Records to process section start

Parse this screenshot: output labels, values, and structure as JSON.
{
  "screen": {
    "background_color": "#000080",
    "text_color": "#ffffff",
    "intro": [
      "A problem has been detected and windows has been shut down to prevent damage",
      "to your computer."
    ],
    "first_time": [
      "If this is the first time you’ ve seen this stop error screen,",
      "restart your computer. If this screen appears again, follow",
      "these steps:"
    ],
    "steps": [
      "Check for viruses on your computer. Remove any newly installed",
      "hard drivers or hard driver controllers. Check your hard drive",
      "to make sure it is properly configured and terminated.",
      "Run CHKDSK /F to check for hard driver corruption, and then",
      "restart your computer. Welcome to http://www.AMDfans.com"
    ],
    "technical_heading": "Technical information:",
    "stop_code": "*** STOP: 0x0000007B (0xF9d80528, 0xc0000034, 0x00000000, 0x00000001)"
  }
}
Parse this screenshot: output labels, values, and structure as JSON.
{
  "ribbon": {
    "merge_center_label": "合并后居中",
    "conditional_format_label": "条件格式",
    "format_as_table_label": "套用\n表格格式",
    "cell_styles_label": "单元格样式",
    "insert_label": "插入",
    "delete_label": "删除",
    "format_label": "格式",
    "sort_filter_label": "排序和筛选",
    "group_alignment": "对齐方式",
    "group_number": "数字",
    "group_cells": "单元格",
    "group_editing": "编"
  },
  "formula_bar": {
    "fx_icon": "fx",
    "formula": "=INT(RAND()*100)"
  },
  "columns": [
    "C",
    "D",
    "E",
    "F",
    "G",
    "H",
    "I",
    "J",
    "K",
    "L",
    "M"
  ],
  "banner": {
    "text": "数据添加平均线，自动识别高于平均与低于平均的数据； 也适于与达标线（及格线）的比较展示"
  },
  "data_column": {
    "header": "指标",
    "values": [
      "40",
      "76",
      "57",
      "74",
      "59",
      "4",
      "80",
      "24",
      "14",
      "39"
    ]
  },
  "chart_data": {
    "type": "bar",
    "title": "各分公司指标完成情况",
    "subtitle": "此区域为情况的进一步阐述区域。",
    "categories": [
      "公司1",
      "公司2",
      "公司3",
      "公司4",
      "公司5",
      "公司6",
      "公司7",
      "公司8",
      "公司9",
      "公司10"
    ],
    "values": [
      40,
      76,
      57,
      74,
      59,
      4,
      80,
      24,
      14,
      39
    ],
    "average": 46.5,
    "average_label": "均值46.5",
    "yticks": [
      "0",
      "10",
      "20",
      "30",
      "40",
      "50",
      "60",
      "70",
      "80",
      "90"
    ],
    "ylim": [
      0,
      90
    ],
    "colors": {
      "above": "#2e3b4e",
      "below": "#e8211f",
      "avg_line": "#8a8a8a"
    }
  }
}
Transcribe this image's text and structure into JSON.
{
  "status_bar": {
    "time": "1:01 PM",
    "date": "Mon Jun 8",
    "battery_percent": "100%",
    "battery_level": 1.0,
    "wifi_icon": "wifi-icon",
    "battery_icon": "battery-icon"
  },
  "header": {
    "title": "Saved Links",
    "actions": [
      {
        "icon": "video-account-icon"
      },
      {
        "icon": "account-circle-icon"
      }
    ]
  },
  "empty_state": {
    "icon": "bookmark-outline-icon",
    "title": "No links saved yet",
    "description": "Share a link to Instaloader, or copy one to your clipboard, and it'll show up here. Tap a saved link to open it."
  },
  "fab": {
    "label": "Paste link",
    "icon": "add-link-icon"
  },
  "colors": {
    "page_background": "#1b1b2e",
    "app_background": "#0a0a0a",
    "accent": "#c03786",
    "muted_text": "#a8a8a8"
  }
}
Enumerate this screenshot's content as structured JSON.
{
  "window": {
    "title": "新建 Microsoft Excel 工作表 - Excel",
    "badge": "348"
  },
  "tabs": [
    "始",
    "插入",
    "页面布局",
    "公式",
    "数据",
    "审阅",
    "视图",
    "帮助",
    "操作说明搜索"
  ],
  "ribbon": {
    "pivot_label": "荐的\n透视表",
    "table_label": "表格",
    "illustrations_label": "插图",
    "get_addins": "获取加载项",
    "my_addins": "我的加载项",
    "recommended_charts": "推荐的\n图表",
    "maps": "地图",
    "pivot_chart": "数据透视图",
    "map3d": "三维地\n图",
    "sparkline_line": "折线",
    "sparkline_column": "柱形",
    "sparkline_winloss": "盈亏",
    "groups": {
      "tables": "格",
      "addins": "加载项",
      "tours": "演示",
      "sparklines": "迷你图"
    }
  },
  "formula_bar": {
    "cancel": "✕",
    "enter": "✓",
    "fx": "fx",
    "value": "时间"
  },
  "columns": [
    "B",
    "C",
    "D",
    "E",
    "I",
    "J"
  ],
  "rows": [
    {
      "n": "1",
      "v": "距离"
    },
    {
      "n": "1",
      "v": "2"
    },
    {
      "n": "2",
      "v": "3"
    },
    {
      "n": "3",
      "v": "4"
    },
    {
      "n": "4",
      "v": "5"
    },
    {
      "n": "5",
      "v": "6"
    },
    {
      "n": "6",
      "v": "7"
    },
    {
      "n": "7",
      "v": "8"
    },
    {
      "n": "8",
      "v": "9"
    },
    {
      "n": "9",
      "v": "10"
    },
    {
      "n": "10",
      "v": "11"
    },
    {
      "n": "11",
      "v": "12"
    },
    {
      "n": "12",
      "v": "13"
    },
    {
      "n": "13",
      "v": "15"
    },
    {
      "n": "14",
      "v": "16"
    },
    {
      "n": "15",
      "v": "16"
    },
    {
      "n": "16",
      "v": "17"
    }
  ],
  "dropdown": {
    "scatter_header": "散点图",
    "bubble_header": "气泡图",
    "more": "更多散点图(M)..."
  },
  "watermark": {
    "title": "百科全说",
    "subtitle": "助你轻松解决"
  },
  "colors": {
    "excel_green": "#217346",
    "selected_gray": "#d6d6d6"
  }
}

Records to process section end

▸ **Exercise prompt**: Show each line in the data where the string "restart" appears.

▸ **Completed exercise**:
      "restart your computer. If this screen appears again, follow",
      "restart your computer. Welcome to http://www.AMDfans.com"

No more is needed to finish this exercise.